If ( Time = SessionEndTime(1,1) ) Then
ocRange = ( HighD(0) - lowD(0) ) * Pricescale;
ocRangeAvg = Average( ocRange, 12 );
volFilter = ocRangeAvg > ivol and ocRangeAvg <= ivol+200;
We then set a boolean flag, volFilter, based upon a specific volatility range. That is, if the volatility is between a specific range of values, we set our flag indicating it’s OK (true) to take trades in the current market environment.
Using TradeStation’s optimization feature I’m going to execute the trading system over the historical data 20 times. For each iteration the volatility filter will be altered to produce a specific 200 “point” range where trades will be taken. The first iteration will test the volatility range between 200-400, then next between 400-600, and so on. This will give us an idea if volatility plays a part in the success of the trading model.
Please note, I’m applying the volatility filter to the baseline trading model – not the trading model with the time filter. I want to independently test the volatility filter to see how it alone affects the performance. At this time, I don’t want to stack filters on top of each other. Below are the results of the volatility study. The x-axis contains the volatility range as measured by our calculation explained above. The y-axis contains the net profit in dollars.
This is a bit choppy. There is no clear winning range. Generally speaking the most profitable bars all fall within the range of 600-3,000 yet, within that range there are three of the largest losing bars as well. I went ahead and selected that range, and allowed the strategy to execute. The results are below.
In the end, this does not appear to be much of a change. I can’t justify keeping this additional filter. Moving on, I did notice something interesting when looking at the length of time between winning trades and losing trades.
By reviewing the performance report of the baseline I noticed that many of the losing trades were trades that had long hold times. Winning trades were often profitable within a few bars. You can see that by looking at the performance report below.

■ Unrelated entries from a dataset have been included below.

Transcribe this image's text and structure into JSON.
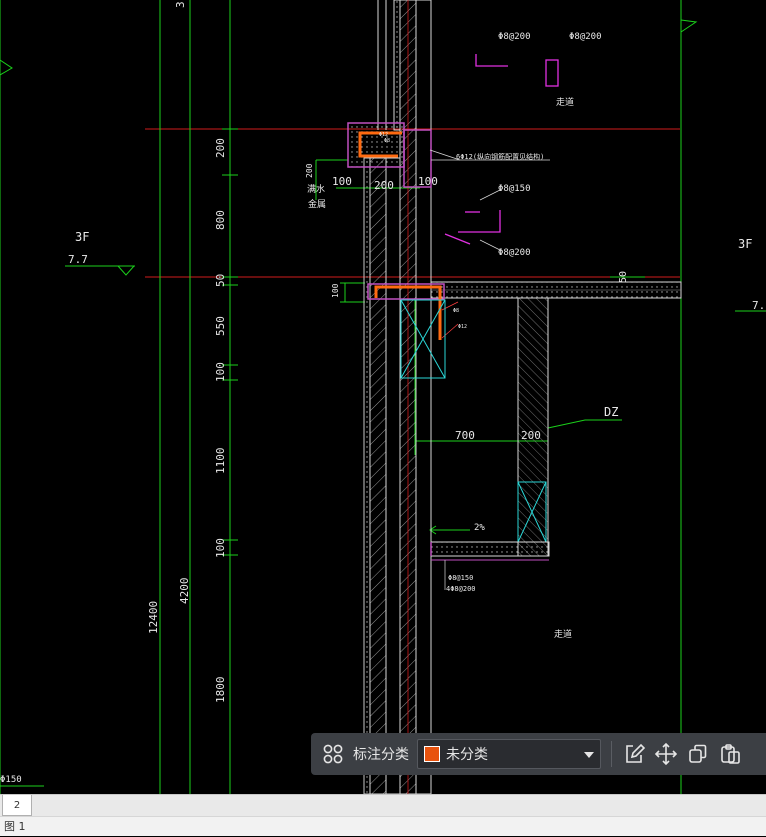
{
  "drawing": {
    "floor_left": "3F",
    "elev_left": "7.7",
    "floor_right": "3F",
    "elev_right": "7.",
    "dims_vertical": [
      "200",
      "800",
      "50",
      "550",
      "100",
      "1100",
      "100",
      "1800"
    ],
    "dim_total_a": "12400",
    "dim_total_b": "4200",
    "top_clip": "3",
    "dims_horizontal": [
      "100",
      "200",
      "100"
    ],
    "dims_horizontal_2": [
      "700",
      "200"
    ],
    "dim_50_right": "50",
    "dim_100_small": "100",
    "dim_200_small": "200",
    "rebar_top_a": "Φ8@200",
    "rebar_top_b": "Φ8@200",
    "corridor_top": "走道",
    "corridor_bottom": "走道",
    "leader_note": "6Φ12(纵向钢筋配置见结构)",
    "rebar_mid_a": "Φ8@150",
    "rebar_mid_b": "Φ8@200",
    "label_material": "满水",
    "label_material_2": "金属",
    "label_dz": "DZ",
    "slope": "2%",
    "rebar_bottom_a": "Φ8@150",
    "rebar_bottom_b": "4Φ8@200",
    "bottom_left_note": "Φ150",
    "small_red_a": "Φ12",
    "small_red_b": "Φ8",
    "small_red_c": "Φ8",
    "small_red_d": "Φ12"
  },
  "toolbar": {
    "group_icon": "grid-icon",
    "label": "标注分类",
    "dropdown_value": "未分类",
    "dropdown_color": "#e8530e",
    "edit_icon": "edit-icon",
    "move_icon": "move-icon",
    "copy_icon": "copy-icon",
    "paste_icon": "paste-icon"
  },
  "tabs": {
    "active": "2"
  },
  "status": {
    "text": "图 1"
  },
  "colors": {
    "background": "#000000",
    "grid_green": "#1bd11b",
    "level_red": "#d11b1b",
    "wall_white": "#d8d8d8",
    "purple": "#c050c0",
    "cyan": "#2ad6d6",
    "orange": "#ff6a10",
    "magenta": "#e030e0"
  }
}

Winning trades required holding for about five bars on average. On the other hand, losing trades were held around 24 bars on average. Perhaps we can add a time limit on all our open trades. Since winning trades tend to have a much shorter holding period maybe we can exit a trade after X number of bars. This might reduce some profits but may also reduce drawdown. It’s definitely worth testing.
I created a new input called maxHoldTime which will be the number of bars to hold an open trade before closing it out. For example, if maxHoldTime is three, this means once a trade is opened it will only be held for three bars (15-minute). If it’s still an open trade after that period, it will be closed. I use TradeStation’s optimization feature to iterate between 2-20 bars. Below are the results. The x-axis represents the maximum bars to hold a trade while the y-axis contains the net profit in dollars.

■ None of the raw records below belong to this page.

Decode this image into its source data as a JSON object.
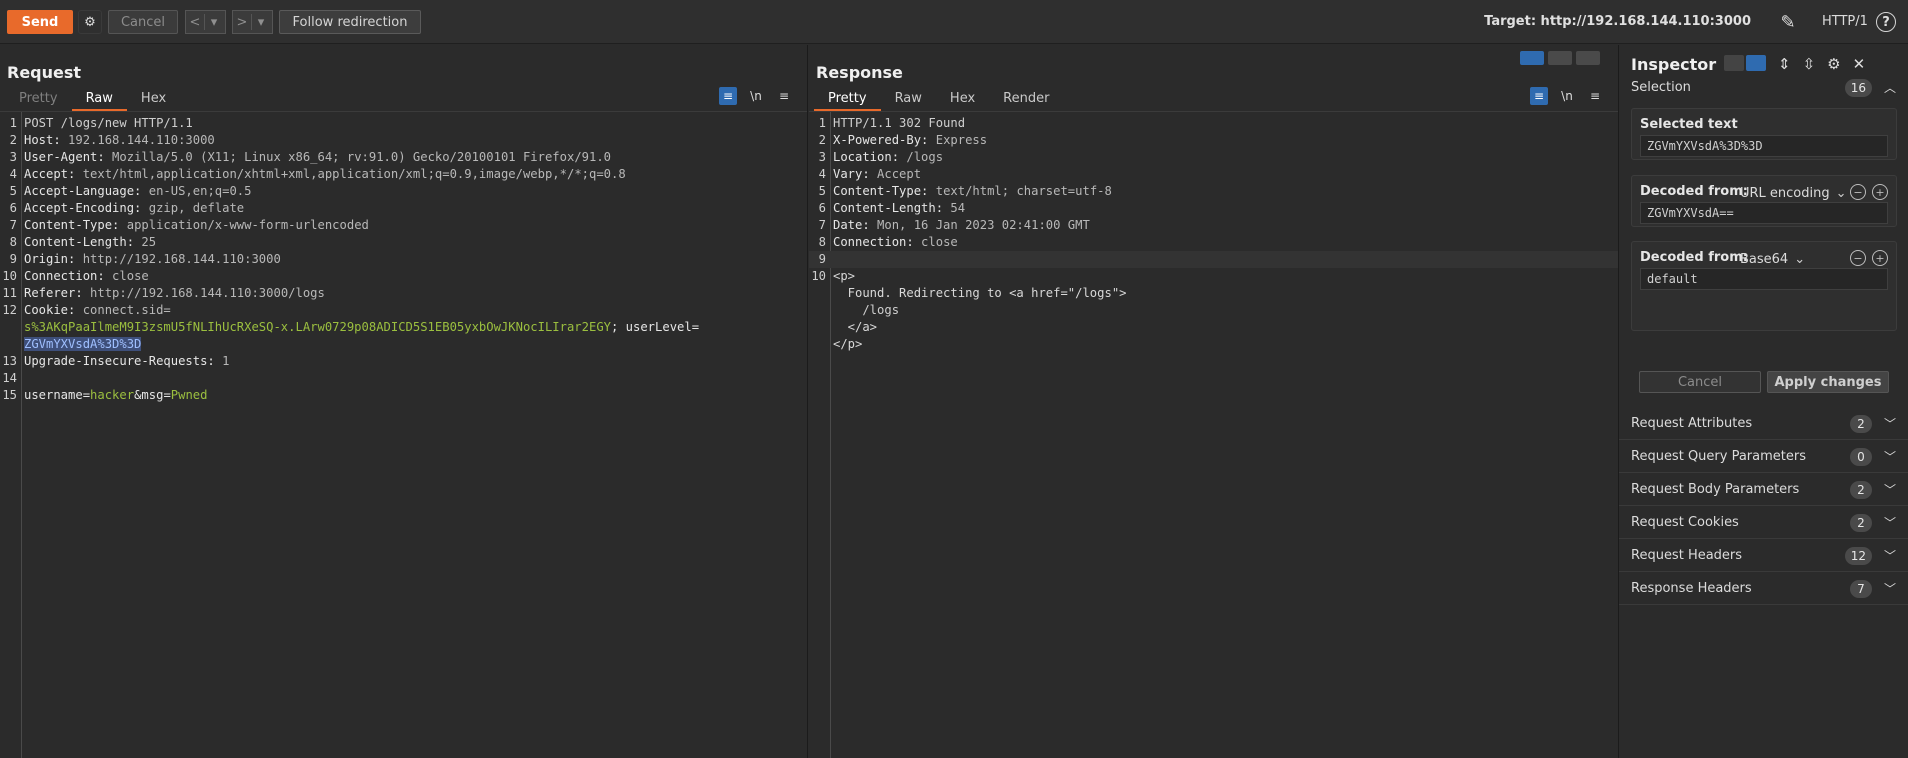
{
  "toolbar": {
    "send": "Send",
    "cancel": "Cancel",
    "prev": "<",
    "next": ">",
    "dropdown": "▾",
    "follow": "Follow redirection",
    "target": "Target: http://192.168.144.110:3000",
    "protocol": "HTTP/1",
    "help": "?"
  },
  "request": {
    "title": "Request",
    "tabs": [
      "Pretty",
      "Raw",
      "Hex"
    ],
    "lines": [
      {
        "n": "1",
        "text": "POST /logs/new HTTP/1.1"
      },
      {
        "n": "2",
        "key": "Host:",
        "val": " 192.168.144.110:3000"
      },
      {
        "n": "3",
        "key": "User-Agent:",
        "val": " Mozilla/5.0 (X11; Linux x86_64; rv:91.0) Gecko/20100101 Firefox/91.0"
      },
      {
        "n": "4",
        "key": "Accept:",
        "val": " text/html,application/xhtml+xml,application/xml;q=0.9,image/webp,*/*;q=0.8"
      },
      {
        "n": "5",
        "key": "Accept-Language:",
        "val": " en-US,en;q=0.5"
      },
      {
        "n": "6",
        "key": "Accept-Encoding:",
        "val": " gzip, deflate"
      },
      {
        "n": "7",
        "key": "Content-Type:",
        "val": " application/x-www-form-urlencoded"
      },
      {
        "n": "8",
        "key": "Content-Length:",
        "val": " 25"
      },
      {
        "n": "9",
        "key": "Origin:",
        "val": " http://192.168.144.110:3000"
      },
      {
        "n": "10",
        "key": "Connection:",
        "val": " close"
      },
      {
        "n": "11",
        "key": "Referer:",
        "val": " http://192.168.144.110:3000/logs"
      },
      {
        "n": "12",
        "key": "Cookie:",
        "val": " connect.sid="
      },
      {
        "n": "",
        "cookie_value": "s%3AKqPaaIlmeM9I3zsmU5fNLIhUcRXeSQ-x.LArw0729p08ADICD5S1EB05yxbOwJKNocILIrar2EGY",
        "after": "; userLevel="
      },
      {
        "n": "",
        "selected": "ZGVmYXVsdA%3D%3D"
      },
      {
        "n": "13",
        "key": "Upgrade-Insecure-Requests:",
        "val": " 1"
      },
      {
        "n": "14",
        "text": ""
      },
      {
        "n": "15",
        "param1": "username",
        "eq1": "=",
        "value1": "hacker",
        "amp": "&",
        "param2": "msg",
        "eq2": "=",
        "value2": "Pwned"
      }
    ]
  },
  "response": {
    "title": "Response",
    "tabs": [
      "Pretty",
      "Raw",
      "Hex",
      "Render"
    ],
    "lines": [
      {
        "n": "1",
        "text": "HTTP/1.1 302 Found"
      },
      {
        "n": "2",
        "key": "X-Powered-By:",
        "val": " Express"
      },
      {
        "n": "3",
        "key": "Location:",
        "val": " /logs"
      },
      {
        "n": "4",
        "key": "Vary:",
        "val": " Accept"
      },
      {
        "n": "5",
        "key": "Content-Type:",
        "val": " text/html; charset=utf-8"
      },
      {
        "n": "6",
        "key": "Content-Length:",
        "val": " 54"
      },
      {
        "n": "7",
        "key": "Date:",
        "val": " Mon, 16 Jan 2023 02:41:00 GMT"
      },
      {
        "n": "8",
        "key": "Connection:",
        "val": " close"
      },
      {
        "n": "9",
        "text": ""
      },
      {
        "n": "10",
        "text": "<p>"
      },
      {
        "n": "",
        "text": "  Found. Redirecting to <a href=\"/logs\">"
      },
      {
        "n": "",
        "text": "    /logs"
      },
      {
        "n": "",
        "text": "  </a>"
      },
      {
        "n": "",
        "text": "</p>"
      }
    ]
  },
  "inspector": {
    "title": "Inspector",
    "selection": {
      "label": "Selection",
      "count": "16"
    },
    "selected_text": {
      "label": "Selected text",
      "value": "ZGVmYXVsdA%3D%3D"
    },
    "decoded1": {
      "label": "Decoded from:",
      "encoding": "URL encoding",
      "value": "ZGVmYXVsdA=="
    },
    "decoded2": {
      "label": "Decoded from:",
      "encoding": "Base64",
      "value": "default"
    },
    "cancel": "Cancel",
    "apply": "Apply changes",
    "sections": [
      {
        "label": "Request Attributes",
        "count": "2"
      },
      {
        "label": "Request Query Parameters",
        "count": "0"
      },
      {
        "label": "Request Body Parameters",
        "count": "2"
      },
      {
        "label": "Request Cookies",
        "count": "2"
      },
      {
        "label": "Request Headers",
        "count": "12"
      },
      {
        "label": "Response Headers",
        "count": "7"
      }
    ]
  }
}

Well, that does not appear to help. Even at the optimal hold time of 11 bars, we make far less profit and the average profit per trade goes down to $8.16. I really thought I was on to something here but, it looks like another dead end.
In closing this is where we stand with our Euro currency futures scalping strategy. We only have a time-based filter after determining that the newly tested volatility filter is not improving the baseline results. If you recall, the time-based filter limits trading to what I call the “quiet hours”. For more information on this filter, see Testing A Euro Currency Futures Scalping Strategy, Part 2.
Below are the results of our current trading model on the in-sample data.
In the next article I’m going to continue to tackle this trading model to see if I can improve the results at all. After that, it’s time to test this on the out-of-sample data and see how it holds up.